“It reduces glare, light sensitivity, dry eyes,” Walker said. “It’s helped me more in day games more than anything. You’re not squinting so much when the sun’s out.”
Not every player has bought in. Reds first baseman Joey Votto, as skilled and motivated a pure hitter as anyone in the majors, said that he’s never been curious to try. Mets outfielder Curtis Granderson, a three-time All-Star, is another veteran who said he’s not interested. Others go through the motions when it’s mandated in the minor leagues.
“I didn’t really do it consistently enough to get results or feel like that helped me,” Mets catcher Kevin Plawecki said. “It was one of those things where it was always kind of like, we had to do it so we just did it.”
Those working in the sports vision field are, like early converts of any discipline, zealous in their faith in its benefits. Preliminary research supports their work, and they are optimistic more corroboration is forthcoming as more experts get involved.

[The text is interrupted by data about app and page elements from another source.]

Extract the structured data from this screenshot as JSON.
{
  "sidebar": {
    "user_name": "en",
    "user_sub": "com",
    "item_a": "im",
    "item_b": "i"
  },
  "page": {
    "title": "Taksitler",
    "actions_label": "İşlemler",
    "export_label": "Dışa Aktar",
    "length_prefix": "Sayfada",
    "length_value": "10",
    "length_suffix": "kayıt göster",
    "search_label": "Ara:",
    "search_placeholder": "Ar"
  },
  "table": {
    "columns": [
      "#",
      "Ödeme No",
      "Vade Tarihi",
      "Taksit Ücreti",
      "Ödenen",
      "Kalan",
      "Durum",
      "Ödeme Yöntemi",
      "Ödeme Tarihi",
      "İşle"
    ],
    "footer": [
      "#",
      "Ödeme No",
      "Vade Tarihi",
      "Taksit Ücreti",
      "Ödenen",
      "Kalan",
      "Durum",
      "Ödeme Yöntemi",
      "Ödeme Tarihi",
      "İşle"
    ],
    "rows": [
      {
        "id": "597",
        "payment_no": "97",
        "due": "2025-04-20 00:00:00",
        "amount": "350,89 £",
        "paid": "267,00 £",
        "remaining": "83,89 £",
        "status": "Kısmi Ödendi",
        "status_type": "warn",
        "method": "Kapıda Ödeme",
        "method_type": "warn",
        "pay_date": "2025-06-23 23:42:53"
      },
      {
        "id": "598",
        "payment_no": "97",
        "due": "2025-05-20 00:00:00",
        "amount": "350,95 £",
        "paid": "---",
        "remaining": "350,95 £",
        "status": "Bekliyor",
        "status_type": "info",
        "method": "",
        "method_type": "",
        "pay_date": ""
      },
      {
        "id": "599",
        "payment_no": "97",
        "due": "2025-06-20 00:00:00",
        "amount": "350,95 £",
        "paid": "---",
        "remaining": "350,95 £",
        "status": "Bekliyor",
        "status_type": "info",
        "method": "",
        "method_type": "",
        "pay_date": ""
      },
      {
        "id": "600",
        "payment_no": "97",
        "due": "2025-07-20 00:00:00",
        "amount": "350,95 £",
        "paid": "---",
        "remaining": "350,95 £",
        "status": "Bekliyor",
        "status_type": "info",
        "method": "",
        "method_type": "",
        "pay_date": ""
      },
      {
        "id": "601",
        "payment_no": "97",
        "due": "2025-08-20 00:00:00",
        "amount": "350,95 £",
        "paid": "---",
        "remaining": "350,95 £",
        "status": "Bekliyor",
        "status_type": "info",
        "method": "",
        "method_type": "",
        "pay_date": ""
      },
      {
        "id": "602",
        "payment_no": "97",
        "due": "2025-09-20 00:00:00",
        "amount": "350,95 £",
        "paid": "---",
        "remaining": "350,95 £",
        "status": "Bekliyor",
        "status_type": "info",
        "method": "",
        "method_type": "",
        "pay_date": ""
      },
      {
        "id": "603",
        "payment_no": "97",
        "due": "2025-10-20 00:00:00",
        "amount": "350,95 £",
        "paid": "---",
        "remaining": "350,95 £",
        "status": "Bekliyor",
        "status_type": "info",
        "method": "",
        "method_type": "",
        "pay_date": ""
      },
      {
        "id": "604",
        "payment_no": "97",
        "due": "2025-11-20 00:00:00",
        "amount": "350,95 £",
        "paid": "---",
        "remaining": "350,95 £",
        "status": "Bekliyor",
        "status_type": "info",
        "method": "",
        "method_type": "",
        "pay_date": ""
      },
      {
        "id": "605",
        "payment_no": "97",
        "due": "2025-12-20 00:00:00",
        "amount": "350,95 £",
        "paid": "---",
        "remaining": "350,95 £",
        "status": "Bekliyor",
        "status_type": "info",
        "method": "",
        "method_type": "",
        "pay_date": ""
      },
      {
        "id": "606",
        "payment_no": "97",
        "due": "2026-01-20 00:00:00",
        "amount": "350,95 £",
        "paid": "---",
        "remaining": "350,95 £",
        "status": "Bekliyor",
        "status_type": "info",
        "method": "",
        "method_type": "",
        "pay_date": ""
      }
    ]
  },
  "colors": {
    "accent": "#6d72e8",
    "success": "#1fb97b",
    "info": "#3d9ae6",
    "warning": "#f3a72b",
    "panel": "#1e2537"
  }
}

“There’s not a lot of [research],” Edmunds said. “There’s enough to be convincing if you have an open mind.”
Khaderi called Seiller and his peers the “pioneers” and said the current offerings for sports vision are only the beginning. He rattled off a few start-ups, including the Facebook-owned Oculus and the secretive Magic Leap (for which he is a medical advisor), that he said could “change the way we view our world.” A baseball-centric virtual reality company with the backing of former player Jason Giambi and former Rockies general manager Dan O’Dowd, Eon Sports, has already launched and is in use by the Tampa Bay Rays.
“The science behind a lot of these still need to be vetted out, don’t get me wrong,” Khaderi said, “but what excites me is how we can leverage a lot of these technologies—virtual reality, augmented reality—in ways that can really take sports and vision performance almost to levels we haven’t seen.”